At 65,757 square miles, Florida ranks 22nd in size among the 50 United States and second among states east of the Mississippi River (behind Michigan). However, Florida was two to three times larger than it is today at some point during the past million years. If there had been a United States back then, only Alaska, Texas, California, Montana and New Mexico would have been bigger than Florida. (This is only theoretical, of course, since there were no states a million years ago.)
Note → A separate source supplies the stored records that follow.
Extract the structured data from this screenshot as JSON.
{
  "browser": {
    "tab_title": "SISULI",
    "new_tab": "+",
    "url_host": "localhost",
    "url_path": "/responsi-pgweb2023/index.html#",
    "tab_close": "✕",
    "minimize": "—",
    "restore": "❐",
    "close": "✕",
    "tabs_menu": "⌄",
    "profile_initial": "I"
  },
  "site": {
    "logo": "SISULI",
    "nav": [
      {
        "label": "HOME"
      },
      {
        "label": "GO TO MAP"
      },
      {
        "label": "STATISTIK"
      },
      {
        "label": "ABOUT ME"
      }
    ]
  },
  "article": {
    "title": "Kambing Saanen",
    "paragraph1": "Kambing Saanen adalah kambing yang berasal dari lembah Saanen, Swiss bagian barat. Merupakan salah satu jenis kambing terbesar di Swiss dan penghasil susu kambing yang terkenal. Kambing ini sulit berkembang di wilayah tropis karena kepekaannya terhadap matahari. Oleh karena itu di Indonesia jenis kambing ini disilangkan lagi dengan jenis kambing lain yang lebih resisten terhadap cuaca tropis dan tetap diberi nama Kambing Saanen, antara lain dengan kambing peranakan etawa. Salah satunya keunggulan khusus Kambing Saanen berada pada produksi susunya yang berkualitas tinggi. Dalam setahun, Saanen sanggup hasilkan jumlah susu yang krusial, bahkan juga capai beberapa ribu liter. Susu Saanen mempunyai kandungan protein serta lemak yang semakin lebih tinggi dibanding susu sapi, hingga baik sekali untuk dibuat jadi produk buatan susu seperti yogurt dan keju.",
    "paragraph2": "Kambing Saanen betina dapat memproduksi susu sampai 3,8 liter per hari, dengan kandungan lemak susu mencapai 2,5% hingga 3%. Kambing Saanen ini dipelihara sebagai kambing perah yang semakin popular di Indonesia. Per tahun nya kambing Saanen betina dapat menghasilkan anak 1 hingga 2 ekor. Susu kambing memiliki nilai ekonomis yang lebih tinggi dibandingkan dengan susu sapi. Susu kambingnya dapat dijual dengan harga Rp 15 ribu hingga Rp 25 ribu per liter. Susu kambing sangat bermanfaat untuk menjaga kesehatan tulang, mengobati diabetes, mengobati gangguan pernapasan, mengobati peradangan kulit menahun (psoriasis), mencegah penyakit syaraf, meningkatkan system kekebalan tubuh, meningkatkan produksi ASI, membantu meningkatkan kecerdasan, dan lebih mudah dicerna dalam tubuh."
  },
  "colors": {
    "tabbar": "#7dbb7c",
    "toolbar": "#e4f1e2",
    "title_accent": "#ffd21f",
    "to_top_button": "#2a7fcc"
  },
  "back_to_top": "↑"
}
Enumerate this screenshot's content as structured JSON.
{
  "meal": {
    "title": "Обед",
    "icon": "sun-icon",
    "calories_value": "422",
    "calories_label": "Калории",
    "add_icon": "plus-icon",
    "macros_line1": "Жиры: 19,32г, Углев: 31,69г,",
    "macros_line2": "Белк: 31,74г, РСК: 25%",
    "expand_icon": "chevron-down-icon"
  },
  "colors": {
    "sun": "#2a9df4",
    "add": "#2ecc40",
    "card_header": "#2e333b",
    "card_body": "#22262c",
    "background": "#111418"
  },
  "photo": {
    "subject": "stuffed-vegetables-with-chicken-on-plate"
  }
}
The Florida History Internet Center (FHIC) tells how Florida once became so large: “During the Ice Age, one million years ago, the waters of the world filled into glaciers, thus lowering the level of the oceans.” FHIC reports that Florida grew to twice its present size as the waters receded. A University of Florida-Institute of Food and Agricultural Sciences (UF-IFAS) website says Florida grew even larger during the Ice Age – “as much as three times the current land area.”
As the Ice Age ended approximately 10,000-12,000 years ago, sea levels rose and Florida shrank. But the FHIC reports that “in recent geologic history, sandbars have extended (Florida’s) coastline.” The post-Ice Age combination of shrinking caused by melted water gobbling up coastal land and sandbars extending the coastline left Florida very near its current shape and size.
Although the once-gigantic Florida is now small compared to most western states, it maintains some geographic distinctions. One is reported by FHIC: “Florida’s coastline of 2,276 miles is greater than any other state in the Continental United States.”
Another “superlative” reported by FHIC is that Florida’s St. Johns River is “one of the world’s few northward flowing streams.” However, other websites report that more than 30 streams in the world flow north, including several in the United States. It can apparently be safely said, however, that the St. Johns is the only Florida river that flows north.